━━ Data extracts ━━

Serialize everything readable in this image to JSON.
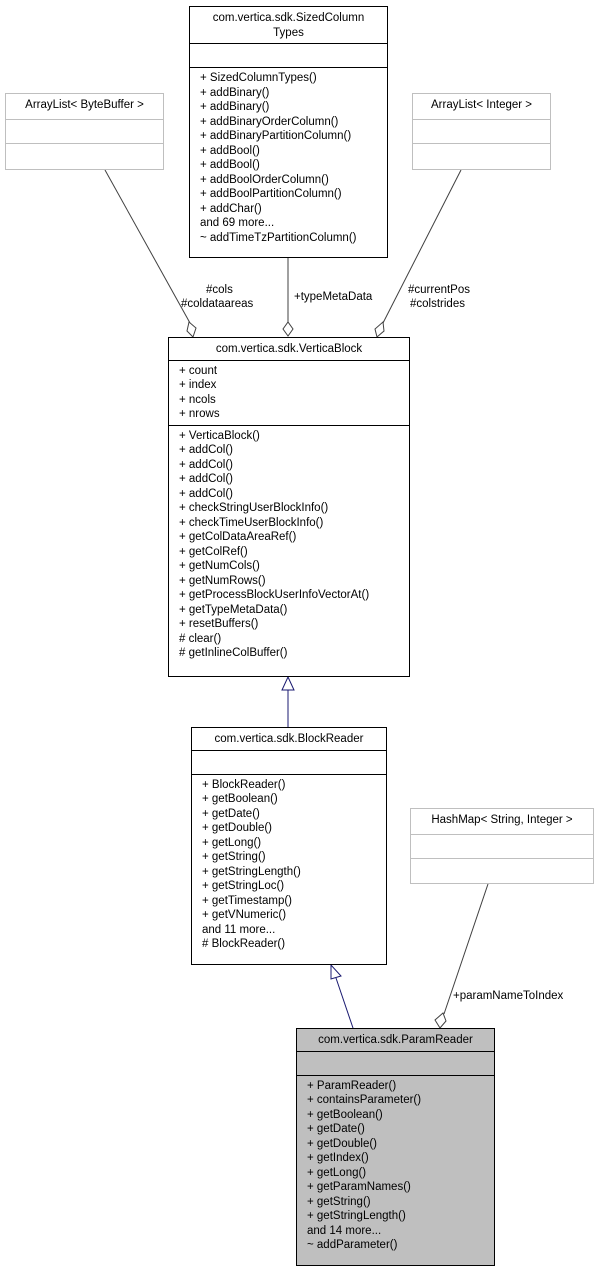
{
  "diagram": {
    "nodes": {
      "sized_column_types": {
        "title_line1": "com.vertica.sdk.SizedColumn",
        "title_line2": "Types",
        "attributes": [],
        "methods": [
          "+ SizedColumnTypes()",
          "+ addBinary()",
          "+ addBinary()",
          "+ addBinaryOrderColumn()",
          "+ addBinaryPartitionColumn()",
          "+ addBool()",
          "+ addBool()",
          "+ addBoolOrderColumn()",
          "+ addBoolPartitionColumn()",
          "+ addChar()",
          "and 69 more...",
          "~ addTimeTzPartitionColumn()"
        ]
      },
      "arraylist_bytebuffer": {
        "title": "ArrayList< ByteBuffer >"
      },
      "arraylist_integer": {
        "title": "ArrayList< Integer >"
      },
      "vertica_block": {
        "title": "com.vertica.sdk.VerticaBlock",
        "attributes": [
          "+ count",
          "+ index",
          "+ ncols",
          "+ nrows"
        ],
        "methods": [
          "+ VerticaBlock()",
          "+ addCol()",
          "+ addCol()",
          "+ addCol()",
          "+ addCol()",
          "+ checkStringUserBlockInfo()",
          "+ checkTimeUserBlockInfo()",
          "+ getColDataAreaRef()",
          "+ getColRef()",
          "+ getNumCols()",
          "+ getNumRows()",
          "+ getProcessBlockUserInfoVectorAt()",
          "+ getTypeMetaData()",
          "+ resetBuffers()",
          "# clear()",
          "# getInlineColBuffer()"
        ]
      },
      "block_reader": {
        "title": "com.vertica.sdk.BlockReader",
        "methods": [
          "+ BlockReader()",
          "+ getBoolean()",
          "+ getDate()",
          "+ getDouble()",
          "+ getLong()",
          "+ getString()",
          "+ getStringLength()",
          "+ getStringLoc()",
          "+ getTimestamp()",
          "+ getVNumeric()",
          "and 11 more...",
          "# BlockReader()"
        ]
      },
      "hashmap": {
        "title": "HashMap< String, Integer >"
      },
      "param_reader": {
        "title": "com.vertica.sdk.ParamReader",
        "methods": [
          "+ ParamReader()",
          "+ containsParameter()",
          "+ getBoolean()",
          "+ getDate()",
          "+ getDouble()",
          "+ getIndex()",
          "+ getLong()",
          "+ getParamNames()",
          "+ getString()",
          "+ getStringLength()",
          "and 14 more...",
          "~ addParameter()"
        ]
      }
    },
    "edge_labels": {
      "cols": "#cols",
      "coldataareas": "#coldataareas",
      "type_meta_data": "+typeMetaData",
      "current_pos": "#currentPos",
      "colstrides": "#colstrides",
      "param_name_to_index": "+paramNameToIndex"
    },
    "colors": {
      "inheritance_edge": "#191970",
      "association_edge": "#404040",
      "focus_fill": "#bfbfbf",
      "external_border": "#bfbfbf"
    }
  }
}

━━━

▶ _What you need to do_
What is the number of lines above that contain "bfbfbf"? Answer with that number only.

▶ _Task response_
2